Web page and app entries
★ ★ ★ ★
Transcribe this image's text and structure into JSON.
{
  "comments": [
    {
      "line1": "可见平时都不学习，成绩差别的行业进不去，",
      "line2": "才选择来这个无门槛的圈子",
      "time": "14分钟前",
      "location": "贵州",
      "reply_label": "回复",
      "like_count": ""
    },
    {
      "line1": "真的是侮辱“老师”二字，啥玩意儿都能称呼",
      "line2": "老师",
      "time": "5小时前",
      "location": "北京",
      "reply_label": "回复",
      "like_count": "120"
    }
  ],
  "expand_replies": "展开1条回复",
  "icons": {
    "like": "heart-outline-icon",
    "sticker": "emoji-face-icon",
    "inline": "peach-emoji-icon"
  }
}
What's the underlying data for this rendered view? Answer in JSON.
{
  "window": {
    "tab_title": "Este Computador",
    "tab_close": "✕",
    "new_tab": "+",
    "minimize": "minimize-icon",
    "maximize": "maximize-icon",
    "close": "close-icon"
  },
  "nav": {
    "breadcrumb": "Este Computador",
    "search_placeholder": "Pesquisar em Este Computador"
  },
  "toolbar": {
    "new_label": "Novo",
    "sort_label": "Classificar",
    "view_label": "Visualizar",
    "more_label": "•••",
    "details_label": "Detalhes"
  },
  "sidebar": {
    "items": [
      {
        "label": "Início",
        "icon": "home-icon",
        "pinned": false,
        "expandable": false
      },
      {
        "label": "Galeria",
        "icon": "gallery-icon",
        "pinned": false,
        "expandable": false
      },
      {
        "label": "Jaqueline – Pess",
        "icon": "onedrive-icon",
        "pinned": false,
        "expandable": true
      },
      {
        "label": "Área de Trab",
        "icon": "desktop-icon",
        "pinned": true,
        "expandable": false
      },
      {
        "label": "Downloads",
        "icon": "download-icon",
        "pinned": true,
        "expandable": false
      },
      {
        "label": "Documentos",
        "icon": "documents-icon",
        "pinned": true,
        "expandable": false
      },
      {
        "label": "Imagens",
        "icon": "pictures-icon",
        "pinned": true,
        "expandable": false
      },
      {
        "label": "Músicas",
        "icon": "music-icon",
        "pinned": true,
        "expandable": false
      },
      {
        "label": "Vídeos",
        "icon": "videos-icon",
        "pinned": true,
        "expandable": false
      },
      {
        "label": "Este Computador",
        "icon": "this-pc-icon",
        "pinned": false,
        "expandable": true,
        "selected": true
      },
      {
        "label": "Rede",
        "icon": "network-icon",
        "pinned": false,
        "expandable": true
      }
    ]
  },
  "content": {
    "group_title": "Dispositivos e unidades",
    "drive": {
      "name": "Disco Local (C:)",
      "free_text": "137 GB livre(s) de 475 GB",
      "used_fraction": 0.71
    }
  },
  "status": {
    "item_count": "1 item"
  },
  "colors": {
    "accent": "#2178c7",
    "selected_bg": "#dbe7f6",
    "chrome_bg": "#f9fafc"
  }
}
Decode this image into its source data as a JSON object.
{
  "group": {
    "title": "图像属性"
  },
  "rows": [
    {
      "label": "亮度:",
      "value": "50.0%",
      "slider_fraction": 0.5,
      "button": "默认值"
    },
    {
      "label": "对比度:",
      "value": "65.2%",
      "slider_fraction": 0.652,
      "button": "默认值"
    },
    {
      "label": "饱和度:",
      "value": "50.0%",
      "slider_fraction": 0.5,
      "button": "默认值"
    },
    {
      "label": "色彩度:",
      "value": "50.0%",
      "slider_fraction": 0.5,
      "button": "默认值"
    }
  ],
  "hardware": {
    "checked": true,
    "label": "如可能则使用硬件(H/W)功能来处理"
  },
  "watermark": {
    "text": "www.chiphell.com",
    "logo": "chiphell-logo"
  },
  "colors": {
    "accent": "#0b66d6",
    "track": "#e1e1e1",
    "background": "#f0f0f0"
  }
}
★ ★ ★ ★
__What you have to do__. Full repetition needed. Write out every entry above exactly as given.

__Reply__.
Transcribe this image's text and structure into JSON.
{
  "comments": [
    {
      "line1": "可见平时都不学习，成绩差别的行业进不去，",
      "line2": "才选择来这个无门槛的圈子",
      "time": "14分钟前",
      "location": "贵州",
      "reply_label": "回复",
      "like_count": ""
    },
    {
      "line1": "真的是侮辱“老师”二字，啥玩意儿都能称呼",
      "line2": "老师",
      "time": "5小时前",
      "location": "北京",
      "reply_label": "回复",
      "like_count": "120"
    }
  ],
  "expand_replies": "展开1条回复",
  "icons": {
    "like": "heart-outline-icon",
    "sticker": "emoji-face-icon",
    "inline": "peach-emoji-icon"
  }
}
What's the underlying data for this rendered view? Answer in JSON.
{
  "window": {
    "tab_title": "Este Computador",
    "tab_close": "✕",
    "new_tab": "+",
    "minimize": "minimize-icon",
    "maximize": "maximize-icon",
    "close": "close-icon"
  },
  "nav": {
    "breadcrumb": "Este Computador",
    "search_placeholder": "Pesquisar em Este Computador"
  },
  "toolbar": {
    "new_label": "Novo",
    "sort_label": "Classificar",
    "view_label": "Visualizar",
    "more_label": "•••",
    "details_label": "Detalhes"
  },
  "sidebar": {
    "items": [
      {
        "label": "Início",
        "icon": "home-icon",
        "pinned": false,
        "expandable": false
      },
      {
        "label": "Galeria",
        "icon": "gallery-icon",
        "pinned": false,
        "expandable": false
      },
      {
        "label": "Jaqueline – Pess",
        "icon": "onedrive-icon",
        "pinned": false,
        "expandable": true
      },
      {
        "label": "Área de Trab",
        "icon": "desktop-icon",
        "pinned": true,
        "expandable": false
      },
      {
        "label": "Downloads",
        "icon": "download-icon",
        "pinned": true,
        "expandable": false
      },
      {
        "label": "Documentos",
        "icon": "documents-icon",
        "pinned": true,
        "expandable": false
      },
      {
        "label": "Imagens",
        "icon": "pictures-icon",
        "pinned": true,
        "expandable": false
      },
      {
        "label": "Músicas",
        "icon": "music-icon",
        "pinned": true,
        "expandable": false
      },
      {
        "label": "Vídeos",
        "icon": "videos-icon",
        "pinned": true,
        "expandable": false
      },
      {
        "label": "Este Computador",
        "icon": "this-pc-icon",
        "pinned": false,
        "expandable": true,
        "selected": true
      },
      {
        "label": "Rede",
        "icon": "network-icon",
        "pinned": false,
        "expandable": true
      }
    ]
  },
  "content": {
    "group_title": "Dispositivos e unidades",
    "drive": {
      "name": "Disco Local (C:)",
      "free_text": "137 GB livre(s) de 475 GB",
      "used_fraction": 0.71
    }
  },
  "status": {
    "item_count": "1 item"
  },
  "colors": {
    "accent": "#2178c7",
    "selected_bg": "#dbe7f6",
    "chrome_bg": "#f9fafc"
  }
}
Decode this image into its source data as a JSON object.
{
  "group": {
    "title": "图像属性"
  },
  "rows": [
    {
      "label": "亮度:",
      "value": "50.0%",
      "slider_fraction": 0.5,
      "button": "默认值"
    },
    {
      "label": "对比度:",
      "value": "65.2%",
      "slider_fraction": 0.652,
      "button": "默认值"
    },
    {
      "label": "饱和度:",
      "value": "50.0%",
      "slider_fraction": 0.5,
      "button": "默认值"
    },
    {
      "label": "色彩度:",
      "value": "50.0%",
      "slider_fraction": 0.5,
      "button": "默认值"
    }
  ],
  "hardware": {
    "checked": true,
    "label": "如可能则使用硬件(H/W)功能来处理"
  },
  "watermark": {
    "text": "www.chiphell.com",
    "logo": "chiphell-logo"
  },
  "colors": {
    "accent": "#0b66d6",
    "track": "#e1e1e1",
    "background": "#f0f0f0"
  }
}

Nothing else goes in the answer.